Required work: What lines below contain the word "background"? Please pull each one out.

Dataset rows describing interfaces:
####################

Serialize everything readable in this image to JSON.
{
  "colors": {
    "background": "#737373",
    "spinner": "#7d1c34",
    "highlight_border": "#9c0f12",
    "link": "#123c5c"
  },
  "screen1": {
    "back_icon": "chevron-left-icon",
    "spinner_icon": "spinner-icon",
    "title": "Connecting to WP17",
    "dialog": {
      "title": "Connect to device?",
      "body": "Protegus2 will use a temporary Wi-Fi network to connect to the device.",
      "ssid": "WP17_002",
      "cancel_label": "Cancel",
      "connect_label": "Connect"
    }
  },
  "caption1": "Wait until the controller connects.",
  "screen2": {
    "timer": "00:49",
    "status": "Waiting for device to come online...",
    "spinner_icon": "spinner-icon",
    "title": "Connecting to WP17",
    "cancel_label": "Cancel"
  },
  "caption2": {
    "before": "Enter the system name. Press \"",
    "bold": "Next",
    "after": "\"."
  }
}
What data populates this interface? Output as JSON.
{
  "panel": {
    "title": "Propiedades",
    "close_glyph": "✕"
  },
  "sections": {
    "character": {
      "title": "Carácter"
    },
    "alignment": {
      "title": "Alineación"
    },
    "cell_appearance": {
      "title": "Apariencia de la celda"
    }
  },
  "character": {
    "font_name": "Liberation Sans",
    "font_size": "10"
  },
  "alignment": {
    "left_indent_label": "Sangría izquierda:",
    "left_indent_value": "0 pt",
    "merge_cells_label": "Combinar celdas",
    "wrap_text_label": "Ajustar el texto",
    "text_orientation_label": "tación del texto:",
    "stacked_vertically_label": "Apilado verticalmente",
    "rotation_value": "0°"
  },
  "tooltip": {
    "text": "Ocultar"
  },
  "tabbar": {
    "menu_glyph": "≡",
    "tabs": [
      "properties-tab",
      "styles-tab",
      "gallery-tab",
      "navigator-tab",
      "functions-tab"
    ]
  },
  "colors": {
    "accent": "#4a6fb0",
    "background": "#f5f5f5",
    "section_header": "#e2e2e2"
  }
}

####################

Solution for this task:
    "background": "#737373",
    "background": "#f5f5f5",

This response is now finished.